Mariusz Kwiecien (center) in the title role of Mozart's "Don Giovanni."   Photo: Marty Sohl/Metropolitan Opera Taken during the rehearsal at the Metropolitan Opera on October 3, 2011.
Mariusz Kwiecien (center) in the title role of Mozart’s “Don Giovanni.”
Photo: Marty Sohl/Metropolitan Opera
Taken during the rehearsal at the Metropolitan Opera on October 3, 2011.

Bawdy, right? It is exactly this bawdiness that Beethoven criticized Mozart, saying Mozart had wasted his talent on the naughty sex operas. Also in this scene, Leporello’s playful voice emerges out of a heroic background music perhaps to bring out the irony of the situation: the sorrow of Donna Elvira contrasts with the indifference and cheerfulness of Leporello.

If you have heard of Cervantes’s Don Quixote, then you may find the opera extra-interesting because the master-servant couple Don Giovanni and Leporello resembles Don Quixote and Sancho Panza. Leporello is clumsy, gluttonous, practical, and coward just like Sancho Panza, while Don Giovanni, in certain regards, resembles Don Quixote because both are adventurers and idealists. And it is this clashing of the opposite personalities of Don Giovanni and Leporello that adds humor to the opera. Music in Don Giovanni bubbles with energy because of sudden changes from slow to fast, from soft to loud, from major to minor within a single movement with preference for major mode. Under the influence of the Classical style, the opera’s harmony is simpler, and the melody more singable and less melismatic with more cadence breaking up the melody into segments and short phrases. And unlike the Baroque music which emphasizes the display of affectation, emotion in Don Giovanni is kept in balance; the opera unites emotion and elegance.
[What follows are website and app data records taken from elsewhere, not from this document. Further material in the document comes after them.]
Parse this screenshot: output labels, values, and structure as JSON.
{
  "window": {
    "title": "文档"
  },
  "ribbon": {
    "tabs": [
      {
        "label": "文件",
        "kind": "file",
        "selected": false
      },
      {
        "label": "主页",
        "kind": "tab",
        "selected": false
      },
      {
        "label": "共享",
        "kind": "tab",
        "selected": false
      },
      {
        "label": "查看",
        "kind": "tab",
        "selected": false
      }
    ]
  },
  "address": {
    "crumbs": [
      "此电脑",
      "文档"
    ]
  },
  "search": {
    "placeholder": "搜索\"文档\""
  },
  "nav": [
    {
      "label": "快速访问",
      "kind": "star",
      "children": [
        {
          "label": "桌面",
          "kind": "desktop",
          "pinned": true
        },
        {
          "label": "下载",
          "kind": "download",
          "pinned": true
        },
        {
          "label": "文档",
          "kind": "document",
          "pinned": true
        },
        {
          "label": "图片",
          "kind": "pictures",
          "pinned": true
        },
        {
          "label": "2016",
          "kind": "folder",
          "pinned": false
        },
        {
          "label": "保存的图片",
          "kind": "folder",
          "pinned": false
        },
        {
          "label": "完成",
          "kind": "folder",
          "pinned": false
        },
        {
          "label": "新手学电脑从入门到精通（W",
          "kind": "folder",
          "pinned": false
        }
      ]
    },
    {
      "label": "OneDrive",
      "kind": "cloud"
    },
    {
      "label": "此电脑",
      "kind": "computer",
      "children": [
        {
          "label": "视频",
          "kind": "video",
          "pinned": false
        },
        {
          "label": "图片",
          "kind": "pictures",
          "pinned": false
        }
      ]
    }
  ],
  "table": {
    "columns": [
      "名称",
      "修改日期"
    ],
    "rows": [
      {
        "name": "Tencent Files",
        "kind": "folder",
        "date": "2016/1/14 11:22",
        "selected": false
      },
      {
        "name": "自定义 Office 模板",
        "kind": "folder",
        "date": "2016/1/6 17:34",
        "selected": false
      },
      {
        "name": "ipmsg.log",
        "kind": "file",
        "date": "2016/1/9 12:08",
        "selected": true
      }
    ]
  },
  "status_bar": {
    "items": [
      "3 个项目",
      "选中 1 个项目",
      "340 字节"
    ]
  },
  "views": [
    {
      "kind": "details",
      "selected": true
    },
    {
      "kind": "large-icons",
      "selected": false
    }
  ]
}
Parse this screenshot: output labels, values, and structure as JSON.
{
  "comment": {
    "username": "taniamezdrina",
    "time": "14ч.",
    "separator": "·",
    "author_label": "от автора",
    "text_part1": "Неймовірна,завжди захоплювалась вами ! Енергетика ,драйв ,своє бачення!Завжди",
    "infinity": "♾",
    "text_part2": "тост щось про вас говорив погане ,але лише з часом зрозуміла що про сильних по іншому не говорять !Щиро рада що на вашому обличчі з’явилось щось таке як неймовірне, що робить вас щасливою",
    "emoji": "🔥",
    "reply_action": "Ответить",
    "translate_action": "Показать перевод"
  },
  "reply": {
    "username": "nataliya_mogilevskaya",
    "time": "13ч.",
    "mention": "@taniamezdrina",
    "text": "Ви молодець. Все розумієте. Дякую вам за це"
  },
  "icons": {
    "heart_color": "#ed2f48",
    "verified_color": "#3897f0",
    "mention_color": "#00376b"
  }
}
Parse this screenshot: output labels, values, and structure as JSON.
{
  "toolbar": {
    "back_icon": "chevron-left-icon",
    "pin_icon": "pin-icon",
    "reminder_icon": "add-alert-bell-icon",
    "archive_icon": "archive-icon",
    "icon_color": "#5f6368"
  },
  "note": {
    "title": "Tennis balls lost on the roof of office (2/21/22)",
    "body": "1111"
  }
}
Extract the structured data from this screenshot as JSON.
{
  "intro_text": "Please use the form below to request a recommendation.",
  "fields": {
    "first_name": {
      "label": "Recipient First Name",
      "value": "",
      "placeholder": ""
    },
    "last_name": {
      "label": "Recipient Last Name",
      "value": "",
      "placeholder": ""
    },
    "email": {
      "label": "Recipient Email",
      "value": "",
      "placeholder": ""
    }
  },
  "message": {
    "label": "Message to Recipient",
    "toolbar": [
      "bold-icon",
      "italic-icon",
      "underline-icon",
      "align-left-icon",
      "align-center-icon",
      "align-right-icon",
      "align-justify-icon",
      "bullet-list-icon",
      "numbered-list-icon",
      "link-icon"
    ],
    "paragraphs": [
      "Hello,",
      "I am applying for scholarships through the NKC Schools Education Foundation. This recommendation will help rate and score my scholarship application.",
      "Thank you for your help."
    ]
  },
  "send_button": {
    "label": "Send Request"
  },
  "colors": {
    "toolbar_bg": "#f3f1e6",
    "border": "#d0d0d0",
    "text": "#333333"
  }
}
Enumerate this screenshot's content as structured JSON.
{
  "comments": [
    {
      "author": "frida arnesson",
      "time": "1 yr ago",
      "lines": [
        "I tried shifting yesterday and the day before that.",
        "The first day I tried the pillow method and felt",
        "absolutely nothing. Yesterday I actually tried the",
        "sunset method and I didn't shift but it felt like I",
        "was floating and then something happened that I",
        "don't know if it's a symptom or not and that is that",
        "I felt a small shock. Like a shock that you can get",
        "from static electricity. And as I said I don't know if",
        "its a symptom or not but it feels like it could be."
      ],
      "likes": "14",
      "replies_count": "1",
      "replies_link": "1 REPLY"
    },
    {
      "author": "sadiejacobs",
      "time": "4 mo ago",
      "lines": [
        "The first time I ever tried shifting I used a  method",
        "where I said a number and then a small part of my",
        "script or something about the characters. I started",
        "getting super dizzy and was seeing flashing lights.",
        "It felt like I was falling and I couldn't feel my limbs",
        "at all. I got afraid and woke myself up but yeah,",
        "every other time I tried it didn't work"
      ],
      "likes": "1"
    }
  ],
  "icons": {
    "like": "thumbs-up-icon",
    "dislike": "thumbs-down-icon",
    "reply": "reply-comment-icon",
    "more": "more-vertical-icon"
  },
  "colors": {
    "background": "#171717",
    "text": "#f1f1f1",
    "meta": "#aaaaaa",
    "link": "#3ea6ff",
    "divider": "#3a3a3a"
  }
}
Youtube has several good performance of Don Giovanni in full, for example:

If you are a student of UT Dallas, the opera is also available at UTD library: DVD 213 and DVD233. So enjoy!